After six terms in the Virginia House of Delegates, David Albo is aiming for number seven this fall.
"I grew up here, and I think it's very gratifying and interesting and fun to help my neighborhood," said Albo. "The day I don't like it anymore is the day I will retire."
Albo is seeking re-election to the 42nd District seat in the General Assembly, a seat he has occupied since 1993.
Albo said one of his proudest accomplishments over his 12-year tenure in Richmond is securing funding for various transportation projects that have changed the complexion of his district.
"You look at Springfield and the south county before Dave Albo and after, and what you see is that we have more transportation funding in my district than any other place than the entire state," said Albo. He pointed out such transportation programs as the Springfield Interchange Project, the Fairfax County Parkway and improvements to Route 123.
"I would not be so conceited as to say that Dave Albo did these things, but I'm confident to say I'm part of the team that's delivered each and every one of those things," he said.
Albo said he is also proud of revising the state's parole system for violent criminals, which happened in the mid-1990s.
"On the criminal law front, keeping neighborhoods safe, there's not been a single delegate who has done more. The reason is, when I got there 12 years ago, I had spent a number of years as a prosecutor and defense attorney, and I knew from being on the front lines, how criminals work," he said.

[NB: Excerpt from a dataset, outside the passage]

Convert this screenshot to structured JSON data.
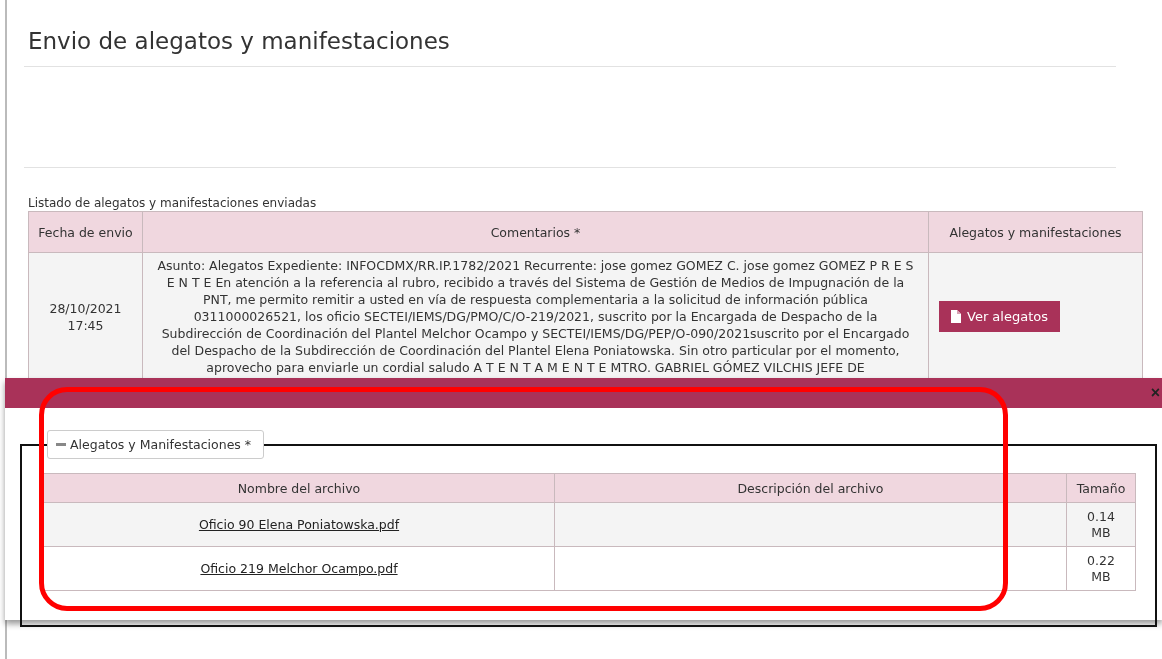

Albo said during his most recent term in Richmond, he believes legislation passed on drunken driving, sex offenders and his work with the Criminal Law Committee to craft several bills related to gangs were major successes, and he hopes to continue work on each of those issues, maintaining what he said is "an aggressive agenda on crime."
ALBO HAS no opponent in the June Republican primary, but will be opposed in the general election by Democrat Greg Werkheiser, a Springfield attorney. Albo said ultimately, he believes the issue that will shape that campaign will be the state government's power to tax.

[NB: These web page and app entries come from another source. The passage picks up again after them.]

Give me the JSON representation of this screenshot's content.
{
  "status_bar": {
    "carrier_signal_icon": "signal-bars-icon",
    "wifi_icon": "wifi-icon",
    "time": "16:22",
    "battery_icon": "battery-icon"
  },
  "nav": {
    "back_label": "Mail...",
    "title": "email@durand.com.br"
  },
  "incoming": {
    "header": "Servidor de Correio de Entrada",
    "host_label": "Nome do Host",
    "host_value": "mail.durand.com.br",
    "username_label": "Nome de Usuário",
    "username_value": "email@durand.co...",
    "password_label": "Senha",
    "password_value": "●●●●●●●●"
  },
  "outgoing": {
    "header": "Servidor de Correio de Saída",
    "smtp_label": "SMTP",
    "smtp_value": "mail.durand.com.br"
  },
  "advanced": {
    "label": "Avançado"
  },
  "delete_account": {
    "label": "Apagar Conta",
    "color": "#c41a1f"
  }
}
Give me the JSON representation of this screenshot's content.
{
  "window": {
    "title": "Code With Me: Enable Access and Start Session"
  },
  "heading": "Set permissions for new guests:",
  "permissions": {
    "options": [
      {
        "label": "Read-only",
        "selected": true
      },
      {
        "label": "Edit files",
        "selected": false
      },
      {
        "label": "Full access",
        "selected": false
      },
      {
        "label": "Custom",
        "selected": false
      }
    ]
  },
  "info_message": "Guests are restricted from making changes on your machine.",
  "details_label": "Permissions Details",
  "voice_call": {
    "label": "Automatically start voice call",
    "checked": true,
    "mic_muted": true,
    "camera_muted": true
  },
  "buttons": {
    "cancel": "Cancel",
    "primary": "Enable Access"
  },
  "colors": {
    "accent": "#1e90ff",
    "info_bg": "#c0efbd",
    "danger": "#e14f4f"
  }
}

"I think this election will be about one major issue, which is that (Werkheiser) believes that the (2004 session) tax increase was good and the government needs to spend more money. I think our taxes, and especially property taxes, are entirely too high as they exist," said Albo. "What I envision in the future is that Greg who just moved into the district 18 months ago is going to learn his new neighborhood is really mad about their real estate taxes and doesn't believe that their tax dollars should continue to climb."
Albo said he is totally opposed to any tax increase.
"The government needs to do better with what it has," he said, adding that he is working on putting together a total property tax cap bill that would put a cap on the amount of property tax a homeowner would be allowed to pay over a five-year period. It's an issue Albo said he believes is of particular importance in Fairfax County.
"In my district, it's been minimum 75 percent increase in five years," he said. "A lot of my constituents are retired military, retired government, and they can't make any more money. You're on your retirement, and every year your bill goes up."
A resident of Springfield, Albo graduated from West Springfield High and is a partner in the law firm Albo & Oblon, LLP. He served as prosecutor for the City of Fairfax from 1990-1994. Through March 31, Albo had raised $44,818 toward the campaign.